Search the entries below for the word "kann" and copy each line that has it.

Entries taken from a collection
++++

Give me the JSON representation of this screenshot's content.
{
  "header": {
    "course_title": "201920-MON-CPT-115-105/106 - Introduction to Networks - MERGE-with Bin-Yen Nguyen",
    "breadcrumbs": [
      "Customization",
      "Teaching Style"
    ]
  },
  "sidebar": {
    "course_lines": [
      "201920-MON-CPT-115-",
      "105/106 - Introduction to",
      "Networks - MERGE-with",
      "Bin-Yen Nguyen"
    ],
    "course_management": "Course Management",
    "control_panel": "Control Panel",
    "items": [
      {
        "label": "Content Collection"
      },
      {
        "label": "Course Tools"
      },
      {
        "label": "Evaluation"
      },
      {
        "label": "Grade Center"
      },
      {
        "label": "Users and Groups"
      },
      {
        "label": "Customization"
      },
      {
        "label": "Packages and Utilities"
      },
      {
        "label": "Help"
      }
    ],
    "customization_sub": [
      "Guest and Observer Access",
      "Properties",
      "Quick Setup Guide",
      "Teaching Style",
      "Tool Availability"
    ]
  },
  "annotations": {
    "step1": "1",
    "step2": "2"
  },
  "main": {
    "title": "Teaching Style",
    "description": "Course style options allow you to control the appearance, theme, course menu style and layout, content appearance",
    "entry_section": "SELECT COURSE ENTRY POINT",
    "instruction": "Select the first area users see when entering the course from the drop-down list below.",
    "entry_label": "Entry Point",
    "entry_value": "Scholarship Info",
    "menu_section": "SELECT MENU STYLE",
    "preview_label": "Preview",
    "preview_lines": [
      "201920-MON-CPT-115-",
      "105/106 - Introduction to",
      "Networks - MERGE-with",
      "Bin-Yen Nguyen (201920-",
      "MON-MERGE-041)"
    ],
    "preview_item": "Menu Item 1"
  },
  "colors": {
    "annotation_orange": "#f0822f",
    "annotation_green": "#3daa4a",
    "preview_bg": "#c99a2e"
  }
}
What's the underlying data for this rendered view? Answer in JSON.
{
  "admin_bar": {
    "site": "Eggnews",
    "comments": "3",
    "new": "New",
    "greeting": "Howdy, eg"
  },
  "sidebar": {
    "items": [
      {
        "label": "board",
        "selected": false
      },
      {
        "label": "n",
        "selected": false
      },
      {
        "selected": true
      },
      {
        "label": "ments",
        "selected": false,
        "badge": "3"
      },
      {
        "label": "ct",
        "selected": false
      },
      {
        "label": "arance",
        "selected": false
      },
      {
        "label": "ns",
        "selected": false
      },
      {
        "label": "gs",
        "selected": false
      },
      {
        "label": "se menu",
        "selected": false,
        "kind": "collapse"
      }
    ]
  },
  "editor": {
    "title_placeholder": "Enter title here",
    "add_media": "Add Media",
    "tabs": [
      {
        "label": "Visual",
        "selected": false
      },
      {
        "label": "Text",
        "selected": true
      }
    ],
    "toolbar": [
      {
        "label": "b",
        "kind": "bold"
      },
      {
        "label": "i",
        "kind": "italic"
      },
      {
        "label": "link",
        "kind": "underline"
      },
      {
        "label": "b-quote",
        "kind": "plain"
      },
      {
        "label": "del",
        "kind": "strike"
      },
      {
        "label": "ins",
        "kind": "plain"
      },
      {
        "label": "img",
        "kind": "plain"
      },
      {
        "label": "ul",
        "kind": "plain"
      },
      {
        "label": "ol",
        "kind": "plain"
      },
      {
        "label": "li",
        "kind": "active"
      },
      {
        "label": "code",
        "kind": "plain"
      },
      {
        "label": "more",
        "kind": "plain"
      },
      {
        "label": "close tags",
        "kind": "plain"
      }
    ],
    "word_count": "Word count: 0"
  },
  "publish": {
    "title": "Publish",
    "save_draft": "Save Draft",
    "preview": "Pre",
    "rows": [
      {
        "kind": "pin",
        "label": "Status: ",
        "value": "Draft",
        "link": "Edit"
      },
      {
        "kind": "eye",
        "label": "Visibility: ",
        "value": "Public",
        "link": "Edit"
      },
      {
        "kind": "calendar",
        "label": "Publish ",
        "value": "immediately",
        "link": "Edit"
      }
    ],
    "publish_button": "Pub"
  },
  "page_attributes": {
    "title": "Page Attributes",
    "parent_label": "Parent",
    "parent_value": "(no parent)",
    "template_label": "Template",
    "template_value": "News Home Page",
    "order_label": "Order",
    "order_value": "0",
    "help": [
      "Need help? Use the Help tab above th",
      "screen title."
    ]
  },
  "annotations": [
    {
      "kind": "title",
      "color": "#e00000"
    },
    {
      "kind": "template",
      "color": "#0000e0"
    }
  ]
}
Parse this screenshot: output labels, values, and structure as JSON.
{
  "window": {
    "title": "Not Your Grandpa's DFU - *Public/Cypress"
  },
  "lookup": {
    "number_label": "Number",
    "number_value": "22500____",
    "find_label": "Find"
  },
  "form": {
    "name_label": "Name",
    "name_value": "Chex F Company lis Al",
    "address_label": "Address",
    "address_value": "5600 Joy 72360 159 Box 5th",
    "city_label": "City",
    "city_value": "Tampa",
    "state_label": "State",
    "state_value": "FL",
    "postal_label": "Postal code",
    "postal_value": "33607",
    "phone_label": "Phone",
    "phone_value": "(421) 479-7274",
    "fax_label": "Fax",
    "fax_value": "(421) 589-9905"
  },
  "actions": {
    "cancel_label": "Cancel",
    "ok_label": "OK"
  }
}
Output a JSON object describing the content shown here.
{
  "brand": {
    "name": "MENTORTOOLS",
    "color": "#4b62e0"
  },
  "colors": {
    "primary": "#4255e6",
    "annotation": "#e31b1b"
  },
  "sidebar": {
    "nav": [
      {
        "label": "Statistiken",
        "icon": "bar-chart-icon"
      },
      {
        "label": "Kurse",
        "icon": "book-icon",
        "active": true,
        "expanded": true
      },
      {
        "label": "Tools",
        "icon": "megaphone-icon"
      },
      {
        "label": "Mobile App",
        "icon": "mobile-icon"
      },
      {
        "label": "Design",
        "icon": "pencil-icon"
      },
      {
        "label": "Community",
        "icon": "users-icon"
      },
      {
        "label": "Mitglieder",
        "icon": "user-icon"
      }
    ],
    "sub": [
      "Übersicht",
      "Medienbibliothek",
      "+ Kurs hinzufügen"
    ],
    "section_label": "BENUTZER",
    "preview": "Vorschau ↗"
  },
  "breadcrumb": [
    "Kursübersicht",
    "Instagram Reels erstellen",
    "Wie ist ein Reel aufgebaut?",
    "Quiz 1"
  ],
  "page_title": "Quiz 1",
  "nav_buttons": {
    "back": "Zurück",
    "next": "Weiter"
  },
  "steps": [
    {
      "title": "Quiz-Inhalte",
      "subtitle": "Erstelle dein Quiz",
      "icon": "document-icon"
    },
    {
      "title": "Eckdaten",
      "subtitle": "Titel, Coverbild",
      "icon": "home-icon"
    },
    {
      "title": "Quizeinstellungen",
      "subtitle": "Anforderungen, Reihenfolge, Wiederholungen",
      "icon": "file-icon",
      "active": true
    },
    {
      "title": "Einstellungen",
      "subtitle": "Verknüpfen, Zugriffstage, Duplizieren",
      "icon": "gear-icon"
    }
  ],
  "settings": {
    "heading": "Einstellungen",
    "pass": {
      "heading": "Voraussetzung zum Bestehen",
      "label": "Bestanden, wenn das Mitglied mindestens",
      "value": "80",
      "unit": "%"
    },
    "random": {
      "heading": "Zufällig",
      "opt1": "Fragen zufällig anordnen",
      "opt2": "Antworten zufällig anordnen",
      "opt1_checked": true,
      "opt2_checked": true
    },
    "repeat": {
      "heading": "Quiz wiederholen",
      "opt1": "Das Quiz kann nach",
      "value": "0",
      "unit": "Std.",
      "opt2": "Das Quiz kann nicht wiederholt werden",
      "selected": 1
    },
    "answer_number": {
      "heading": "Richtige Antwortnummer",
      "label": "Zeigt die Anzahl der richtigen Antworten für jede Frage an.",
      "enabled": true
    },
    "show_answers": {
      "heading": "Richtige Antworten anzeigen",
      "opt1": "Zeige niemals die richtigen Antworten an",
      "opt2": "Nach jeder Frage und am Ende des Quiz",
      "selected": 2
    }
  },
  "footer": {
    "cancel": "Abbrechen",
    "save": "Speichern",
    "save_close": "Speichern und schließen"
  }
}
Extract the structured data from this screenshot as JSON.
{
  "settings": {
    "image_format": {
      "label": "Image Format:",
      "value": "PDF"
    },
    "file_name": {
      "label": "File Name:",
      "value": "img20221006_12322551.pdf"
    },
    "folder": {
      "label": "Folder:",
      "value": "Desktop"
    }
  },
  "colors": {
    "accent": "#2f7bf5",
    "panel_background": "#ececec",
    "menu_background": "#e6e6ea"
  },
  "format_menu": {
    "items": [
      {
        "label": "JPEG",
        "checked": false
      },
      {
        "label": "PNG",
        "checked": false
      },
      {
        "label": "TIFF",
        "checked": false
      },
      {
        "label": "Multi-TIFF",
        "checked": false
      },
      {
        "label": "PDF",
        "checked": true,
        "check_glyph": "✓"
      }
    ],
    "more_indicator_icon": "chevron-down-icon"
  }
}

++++

ANSWER TO THIS TASK
      "opt1": "Das Quiz kann nach",
      "opt2": "Das Quiz kann nicht wiederholt werden",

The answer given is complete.